Two nights ago, I chaired a panel discussion on global finance at Queen's University. The audience was full of students who want to work in well-paying jobs in the financial sector. But is it in society's interest that so much talent ends up in the financial sector? Robert Shiller argues in this op-ed that bright graduates who engage in speculation, deal-making and trading play a socially useful role in allocating funds to the best and most productive businesses. However, he also argues that many speculators, deal-makers and traders engage in pure rent-seeking activities, whereby they simply extract wealth from others rather than create wealth in the first instance. Such activity can actually be socially harmful. In other words, finance is socially useful, but up to a point.
Do dividends matter? Should investors care whether their firm pays a high. low or no dividend? In a recent paper, I and my two co-authors suggest that they do matter because they communicate important information to investors. See below for a recent five-minute video by the Financial Times which argues that dividends do matter.

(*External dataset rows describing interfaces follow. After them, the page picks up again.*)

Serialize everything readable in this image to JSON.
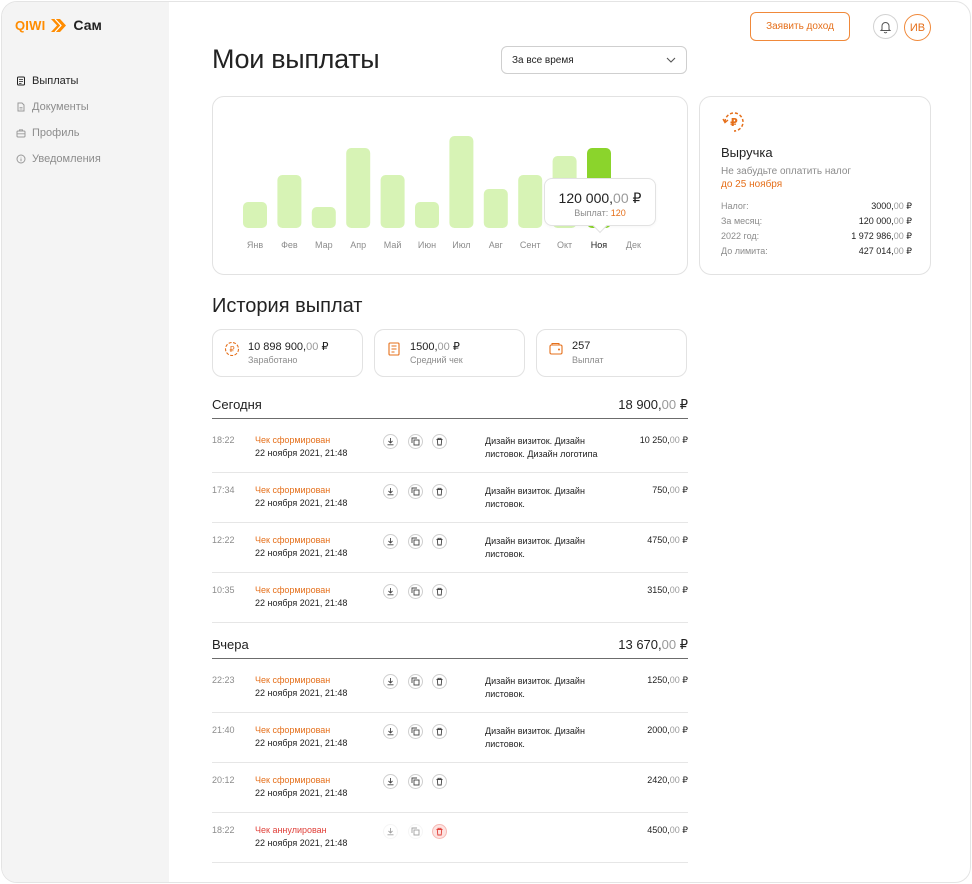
{
  "brand": {
    "name": "QIWI",
    "product": "Сам"
  },
  "sidebar": {
    "items": [
      {
        "label": "Выплаты",
        "icon": "receipt-icon",
        "active": true
      },
      {
        "label": "Документы",
        "icon": "document-icon",
        "active": false
      },
      {
        "label": "Профиль",
        "icon": "briefcase-icon",
        "active": false
      },
      {
        "label": "Уведомления",
        "icon": "info-icon",
        "active": false
      }
    ]
  },
  "header": {
    "title": "Мои выплаты",
    "period": "За все время",
    "income_button": "Заявить доход",
    "avatar_initials": "ИВ"
  },
  "chart_data": {
    "type": "bar",
    "categories": [
      "Янв",
      "Фев",
      "Мар",
      "Апр",
      "Май",
      "Июн",
      "Июл",
      "Авг",
      "Сент",
      "Окт",
      "Ноя",
      "Дек"
    ],
    "values": [
      26,
      53,
      21,
      80,
      53,
      26,
      92,
      39,
      53,
      72,
      80,
      0
    ],
    "selected_index": 10,
    "colors": {
      "bar": "#d7f3b5",
      "selected": "#8bd42c"
    }
  },
  "tooltip": {
    "amount_main": "120 000,",
    "amount_dec": "00",
    "currency": "₽",
    "count_label": "Выплат:",
    "count": "120"
  },
  "revenue": {
    "title": "Выручка",
    "subtitle": "Не забудьте оплатить налог",
    "deadline": "до 25 ноября",
    "rows": [
      {
        "label": "Налог:",
        "main": "3000,",
        "dec": "00",
        "cur": "₽"
      },
      {
        "label": "За месяц:",
        "main": "120 000,",
        "dec": "00",
        "cur": "₽"
      },
      {
        "label": "2022 год:",
        "main": "1 972 986,",
        "dec": "00",
        "cur": "₽"
      },
      {
        "label": "До лимита:",
        "main": "427 014,",
        "dec": "00",
        "cur": "₽"
      }
    ]
  },
  "history": {
    "title": "История выплат",
    "stats": [
      {
        "main": "10 898 900,",
        "dec": "00",
        "cur": "₽",
        "label": "Заработано",
        "icon": "ruble-coin-icon"
      },
      {
        "main": "1500,",
        "dec": "00",
        "cur": "₽",
        "label": "Средний чек",
        "icon": "receipt-icon"
      },
      {
        "main": "257",
        "dec": "",
        "cur": "",
        "label": "Выплат",
        "icon": "wallet-icon"
      }
    ],
    "groups": [
      {
        "name": "Сегодня",
        "sum_main": "18 900,",
        "sum_dec": "00",
        "cur": "₽",
        "rows": [
          {
            "time": "18:22",
            "status": "Чек сформирован",
            "date": "22 ноября 2021, 21:48",
            "desc1": "Дизайн визиток. Дизайн",
            "desc2": "листовок. Дизайн логотипа",
            "amount_main": "10 250,",
            "amount_dec": "00",
            "cur": "₽",
            "cancelled": false
          },
          {
            "time": "17:34",
            "status": "Чек сформирован",
            "date": "22 ноября 2021, 21:48",
            "desc1": "Дизайн визиток. Дизайн",
            "desc2": "листовок.",
            "amount_main": "750,",
            "amount_dec": "00",
            "cur": "₽",
            "cancelled": false
          },
          {
            "time": "12:22",
            "status": "Чек сформирован",
            "date": "22 ноября 2021, 21:48",
            "desc1": "Дизайн визиток. Дизайн",
            "desc2": "листовок.",
            "amount_main": "4750,",
            "amount_dec": "00",
            "cur": "₽",
            "cancelled": false
          },
          {
            "time": "10:35",
            "status": "Чек сформирован",
            "date": "22 ноября 2021, 21:48",
            "desc1": "",
            "desc2": "",
            "amount_main": "3150,",
            "amount_dec": "00",
            "cur": "₽",
            "cancelled": false
          }
        ]
      },
      {
        "name": "Вчера",
        "sum_main": "13 670,",
        "sum_dec": "00",
        "cur": "₽",
        "rows": [
          {
            "time": "22:23",
            "status": "Чек сформирован",
            "date": "22 ноября 2021, 21:48",
            "desc1": "Дизайн визиток. Дизайн",
            "desc2": "листовок.",
            "amount_main": "1250,",
            "amount_dec": "00",
            "cur": "₽",
            "cancelled": false
          },
          {
            "time": "21:40",
            "status": "Чек сформирован",
            "date": "22 ноября 2021, 21:48",
            "desc1": "Дизайн визиток. Дизайн",
            "desc2": "листовок.",
            "amount_main": "2000,",
            "amount_dec": "00",
            "cur": "₽",
            "cancelled": false
          },
          {
            "time": "20:12",
            "status": "Чек сформирован",
            "date": "22 ноября 2021, 21:48",
            "desc1": "",
            "desc2": "",
            "amount_main": "2420,",
            "amount_dec": "00",
            "cur": "₽",
            "cancelled": false
          },
          {
            "time": "18:22",
            "status": "Чек аннулирован",
            "date": "22 ноября 2021, 21:48",
            "desc1": "",
            "desc2": "",
            "amount_main": "4500,",
            "amount_dec": "00",
            "cur": "₽",
            "cancelled": true
          }
        ]
      }
    ]
  },
  "colors": {
    "accent": "#e56f1a",
    "danger": "#e0413a"
  }
}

TED talks make the work of academics and thinkers accessible to wide audiences. Why do we have economic prosperity? Why are some economies more prosperous than others? In the TED talk below, Niall Ferguson gives an entertaining and provocative 18-minute lecture where he identifies six "killer apps" which gave us economic prosperity.
The Thatcher government privatised large parts of British industry in the 1980s (click here for a short history of privatisation in the UK). But privatising Royal Mail would have been a step too far back in the 1980s. However, this is not the case today as the letter market has contracted due to the advent of technology. Royal Mail is essentially a parcel delivery service and a deliverer of official (usually government) letters, and the former is a growth business thanks to internet shopping. See below a video from MoneyWeek which argues that Royal Mail is a good investment.

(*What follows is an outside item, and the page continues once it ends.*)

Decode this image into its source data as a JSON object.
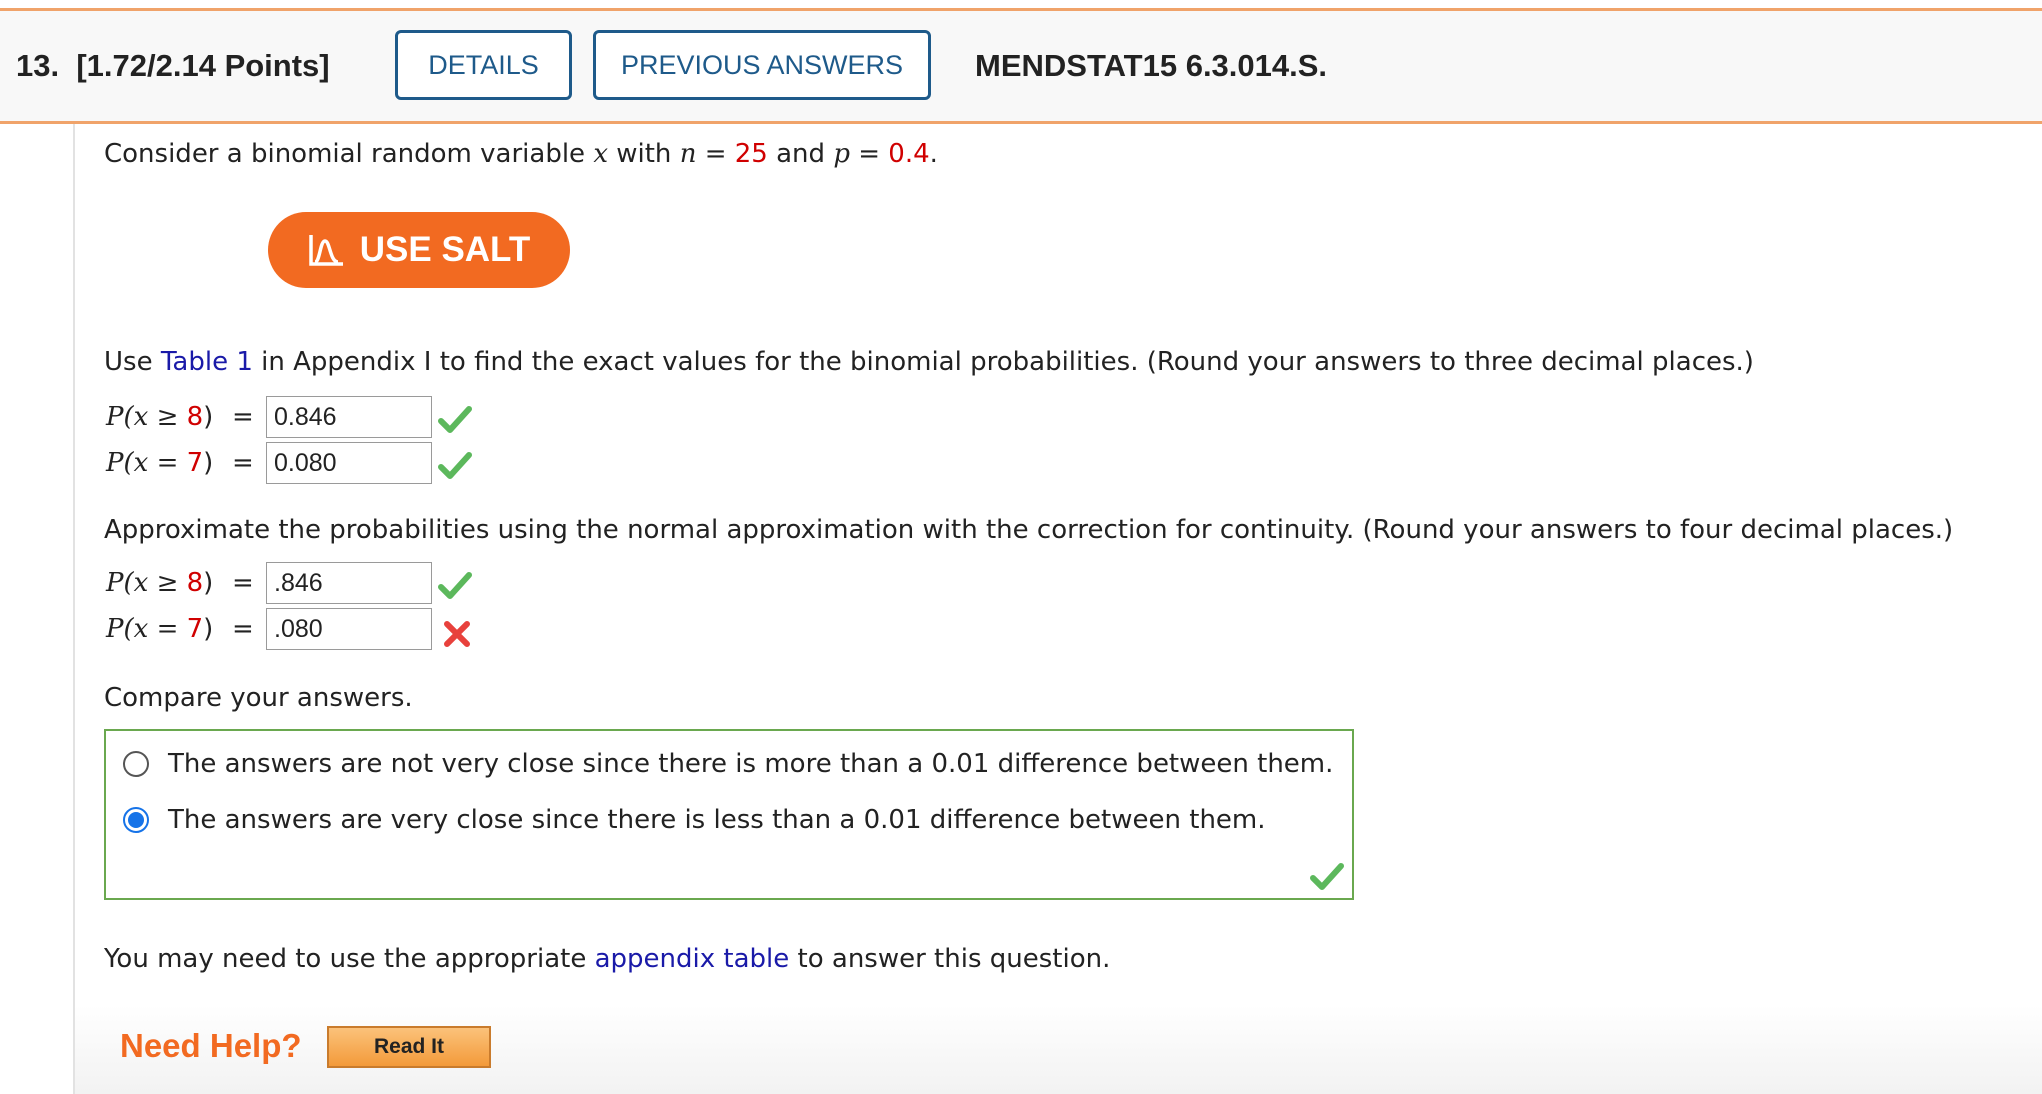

Five years after the collapse of Lehman Brothers, economists are still picking over the corpse of the financial system in an attempt to understand why the financial crisis happened. Some simply blame capitalism. Such a view is naive at best. For others,and I include myself in this camp, there probably wasn't enough capitalism. In this op-ed, Roman Frydman and Michael Goldberg, extremely insightful economists, point the finger of blame elsewhere - the discipline of economics. Economists had totally the wrong economic models in their toolkit - they had models which assumed that the economy works in a mechanistic way, much like a complex piece of machinery. This reduces economics to an engineering problem. But at its heart, economics is a social and political science. The real issue for me is not whether economists had the wrong models (they quite obviously did), but why did they have the wrong models?

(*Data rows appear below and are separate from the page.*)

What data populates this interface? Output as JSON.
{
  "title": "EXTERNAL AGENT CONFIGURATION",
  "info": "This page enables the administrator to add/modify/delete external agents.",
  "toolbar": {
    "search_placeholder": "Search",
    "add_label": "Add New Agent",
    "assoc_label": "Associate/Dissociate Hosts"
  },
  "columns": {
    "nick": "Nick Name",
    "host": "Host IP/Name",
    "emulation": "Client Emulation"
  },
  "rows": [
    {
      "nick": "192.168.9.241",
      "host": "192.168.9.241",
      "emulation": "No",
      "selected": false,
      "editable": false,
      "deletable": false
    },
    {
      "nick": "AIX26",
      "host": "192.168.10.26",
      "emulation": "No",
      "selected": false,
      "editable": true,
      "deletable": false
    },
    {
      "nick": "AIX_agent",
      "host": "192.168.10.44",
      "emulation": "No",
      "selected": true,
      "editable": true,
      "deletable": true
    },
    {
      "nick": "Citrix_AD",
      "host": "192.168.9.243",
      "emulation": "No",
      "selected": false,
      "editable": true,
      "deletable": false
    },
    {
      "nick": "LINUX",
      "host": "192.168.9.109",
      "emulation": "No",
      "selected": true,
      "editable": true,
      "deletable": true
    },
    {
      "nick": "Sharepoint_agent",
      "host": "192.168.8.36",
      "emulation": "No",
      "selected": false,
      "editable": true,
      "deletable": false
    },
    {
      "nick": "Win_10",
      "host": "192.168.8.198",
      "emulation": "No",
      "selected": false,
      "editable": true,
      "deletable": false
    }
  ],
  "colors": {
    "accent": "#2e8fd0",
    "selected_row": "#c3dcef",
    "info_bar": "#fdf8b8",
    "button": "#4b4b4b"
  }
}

I've just tried to access the North Pole website of the U.S. National Oceanographic and Atmospheric Administration for my 5-year-old son to be told that the U.S. government has shutdown! The U.S. has gone over the fiscal cliff. Due to a lapse of funding, the U.S. federal government has shutdown - click here. Will anyone notice apart from a 5-year-old boy who is obsessed with the North Pole?
Many commentators have been predicting the death of the euro since the Eurozone crisis started over three years ago. But many commentators have underestimated the ability of the Eurozone to plod along and kick the problem into the future. The Eurozone is beset by problems, but politicians are playing for time - they are nursing weak economies (and their banks) along in the hope that economic growth will return, that asset prices will recover, and that economies will miraculously recover their former vim. How long can they do this for? Maybe a decade or more. However, if the PIIGS are still weak in several years time, the euro could well come to an end. Click here to read Barry Eichengreen's recent op-ed on the future of the Eurozone.